By Marco Margaritoff. Spartacus led the biggest slave rebellion Rome had ever seen — but his motivations may not have been so noble.
A clip from Spartacus: Blood and Sand depicting the titular character and Crixus going at it. Share Tweet Email. Report a bad ad experience.
Marco Margaritoff. Sign Up For The ATI Newsletter. Previous Post. They moved around the base of Vesuvius, outflanked the army, and annihilated Glaber's men.
A second expedition, under the praetor Publius Varinius , was then dispatched against Spartacus. For some reason, Varinius seems to have split his forces under the command of his subordinates Furius and Cossinius.
Plutarch mentions that Furius commanded some 2, men, but neither the strength of the remaining forces, nor whether the expedition was composed of militia or legions, appears to be known.
These forces were also defeated by the army of escaped slaves: Cossinius was killed, Varinius was nearly captured, and the equipment of the armies was seized by the slaves.
With these victories, more and more slaves flocked to the Spartacan forces, as did "many of the herdsmen and shepherds of the region", swelling their ranks to some 70, The victories of the rebel slaves did not come without a cost.
At some time during these events, one of their leaders, Oenomaus , was lost—presumably in battle—and is not mentioned further in the histories.
By the end of 73 BC, Spartacus and Crixus were in command of a large group of armed men with a proven ability to withstand Roman armies.

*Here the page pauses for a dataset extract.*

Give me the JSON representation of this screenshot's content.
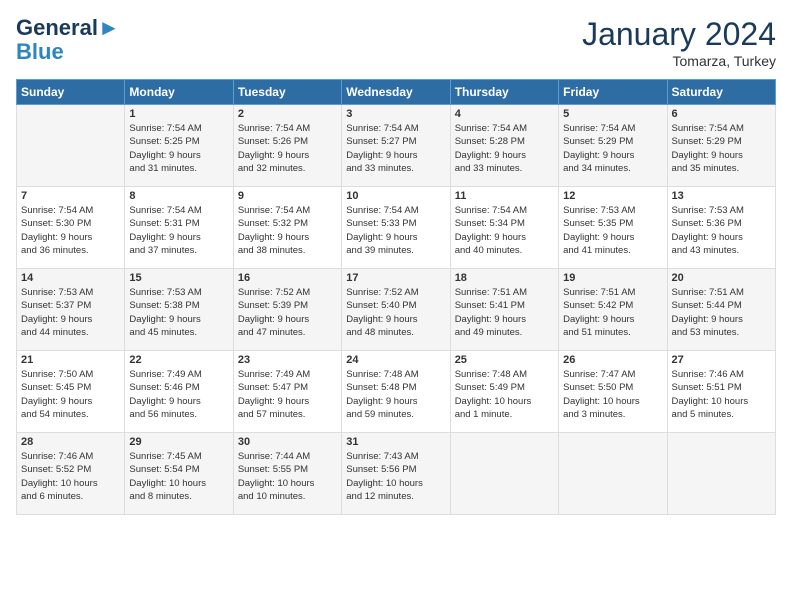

What they intended to do with this force is somewhat difficult for modern readers to determine.
Since the Third Servile War was ultimately an unsuccessful rebellion, no firsthand account of the slaves' motives and goals exists, and historians writing about the war propose contradictory theories.
Many popular modern accounts of the war claim that there was a factional split in the escaped slaves between those under Spartacus, who wished to escape over the Alps to freedom, and those under Crixus, who wished to stay in southern Italy to continue raiding and plundering.
This appears to be an interpretation of events based on the following: the regions that Florus lists as being raided by the slaves include Thurii and Metapontum , which are geographically distant from Nola and Nuceria.
This indicates the existence of two groups: Lucius Gellius eventually attacked Crixus and a group of some 30, followers who are described as being separate from the main group under Spartacus.
Fictional accounts sometimes portray the rebelling slaves as ancient Roman freedom fighters , struggling to change a corrupt Roman society and to end the Roman institution of slavery.
Although this is not contradicted by classical historians, no historical account mentions that the goal of the rebel slaves was to end slavery in the Republic, nor do any of the actions of rebel leaders, who themselves committed numerous atrocities, seem specifically aimed at ending slavery.
Even classical historians, who were writing only years after the events themselves, seem to be divided as to what the motives of Spartacus were.
Appian and Florus write that he intended to march on Rome itself  —although this may have been no more than a reflection of Roman fears.
If Spartacus did intend to march on Rome, it was a goal he must have later abandoned. Plutarch writes that Spartacus merely wished to escape northwards into Cisalpine Gaul and disperse his men back to their homes.
It is not certain that the slaves were a homogeneous group under the leadership of Spartacus, although this is implied by the Roman historians.
Certainly other slave leaders are mentioned—Crixus, Oenomaus, Gannicus, and Castus—and it cannot be told from the historical evidence whether they were aides, subordinates, or even equals leading groups of their own and traveling in convoy with Spartacus' people.
In the spring of 72 BC, the escaped slaves left their winter encampments and began to move northwards towards Cisalpine Gaul. The Senate, alarmed by the size of the revolt and the defeat of the praetorian armies of Glaber and Varinius , dispatched a pair of consular legions under the command of Lucius Gellius and Gnaeus Cornelius Lentulus Clodianus.